Just following up on my post from yesterday regarding the Hudson, NY / Providence, RI combination commemorative coin bill. (1935 Hudson, NY Sesquicentennial - Congressional Path
.) I wanted to complete the "story" so to speak...
As noted previously, a bill proposing the striking of "50-cent pieces in commemoration of the three-hundredth anniversary of the founding of the city of Providence, Rhode Island" was introduced in the Senate in January, 1935; Senator Jesse Houghton Metcalf (R-RI) introduced it.
The bill did not specify a date to be used on the coins, or an expiration date for their striking; it only specified "That, as soon as practicable...there shall be coined at the Mints of the United States..." The bill requested 100,000 coins. When it was combined with the Hudson, NY coin proposal bill. the mintage request was reduced to 50,000 coins.
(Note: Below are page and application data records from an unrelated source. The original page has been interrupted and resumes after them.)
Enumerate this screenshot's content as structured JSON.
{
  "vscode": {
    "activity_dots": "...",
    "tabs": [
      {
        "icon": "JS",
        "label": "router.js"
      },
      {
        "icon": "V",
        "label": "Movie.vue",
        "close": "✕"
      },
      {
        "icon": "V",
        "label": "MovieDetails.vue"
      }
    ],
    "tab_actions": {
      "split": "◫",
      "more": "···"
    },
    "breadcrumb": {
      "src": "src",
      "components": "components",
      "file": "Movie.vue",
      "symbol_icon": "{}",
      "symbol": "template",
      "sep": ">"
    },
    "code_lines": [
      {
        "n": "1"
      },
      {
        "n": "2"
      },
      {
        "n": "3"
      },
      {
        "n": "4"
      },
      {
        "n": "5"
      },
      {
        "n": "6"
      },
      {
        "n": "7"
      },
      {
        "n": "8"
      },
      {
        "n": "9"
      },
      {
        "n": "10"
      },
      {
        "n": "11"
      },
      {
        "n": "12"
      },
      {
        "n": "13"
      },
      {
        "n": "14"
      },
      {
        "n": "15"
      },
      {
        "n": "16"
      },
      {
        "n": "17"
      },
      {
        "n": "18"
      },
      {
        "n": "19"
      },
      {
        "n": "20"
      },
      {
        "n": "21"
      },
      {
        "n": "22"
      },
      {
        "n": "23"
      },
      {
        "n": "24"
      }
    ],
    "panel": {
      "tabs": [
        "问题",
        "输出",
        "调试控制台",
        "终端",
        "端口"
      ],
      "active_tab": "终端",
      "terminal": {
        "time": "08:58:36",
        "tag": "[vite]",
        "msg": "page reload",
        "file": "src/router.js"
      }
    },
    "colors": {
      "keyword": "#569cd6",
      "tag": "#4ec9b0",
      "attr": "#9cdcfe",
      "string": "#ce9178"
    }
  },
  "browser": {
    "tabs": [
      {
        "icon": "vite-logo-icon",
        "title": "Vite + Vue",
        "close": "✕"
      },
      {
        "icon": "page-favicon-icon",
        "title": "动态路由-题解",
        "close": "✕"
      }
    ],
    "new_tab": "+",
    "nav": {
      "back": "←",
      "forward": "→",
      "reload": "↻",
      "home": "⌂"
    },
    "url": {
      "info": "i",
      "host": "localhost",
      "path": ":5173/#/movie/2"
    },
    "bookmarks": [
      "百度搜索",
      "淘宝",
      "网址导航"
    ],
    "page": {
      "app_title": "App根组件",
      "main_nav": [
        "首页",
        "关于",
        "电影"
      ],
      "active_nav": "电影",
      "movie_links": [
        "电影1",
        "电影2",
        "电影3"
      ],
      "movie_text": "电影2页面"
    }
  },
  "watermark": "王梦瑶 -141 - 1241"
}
The bill lacked the name of a sponsor. It did not include any specification of who was to pay for or receive the half dollars once struck, but did include language that prevented the Federal Government from incurring any costs for the coins. So, some outside entity was clearly intended to be involved - but went unnamed.
IMO, the bill, as presented, was "unfinished." This may have been a driver behind the lack of attention it generated within the Senate Committee on Banking and Currency - the Committee to which it had been referred. When it was introduced as an amendment to the Hudson, NY bill, it included a sponsor name - the Providence Tercentenary Committee - in addition to the mintage request reduction noted above.
The amended bill did not impose a time limit on the coins, simply stating "The coins authorized herein shall be issued in such numbers, and at such times as they may be requested by the...Pilgrim Tercentenary Committee." Theoretically, the coins could have been struck in multiple years at each Mint facility. Considering the 50,000 coin maximum, the yearly mintage amounts would have been small, but I can envision them splitting the limit to include at least 1937-dated coins (even though the State's official celebrations ended in October 1936) as a marketing gimmick.1936 Providence, RI Tercentenary Half Dollar
If you're interested in learning more about the Providence, Ri Half Dollar, check out:
- 1936 Rhode Island Tercentenary
- 1936 Rhode Island Tercentenary - Revisited
- 1936 Rhode Island Tercentenary - Horace Grant
- 1936 Rhode Island Tercentenary - School of Design
For a variety of commemorative-themed posts about coins and medals, check out: Commems Collection.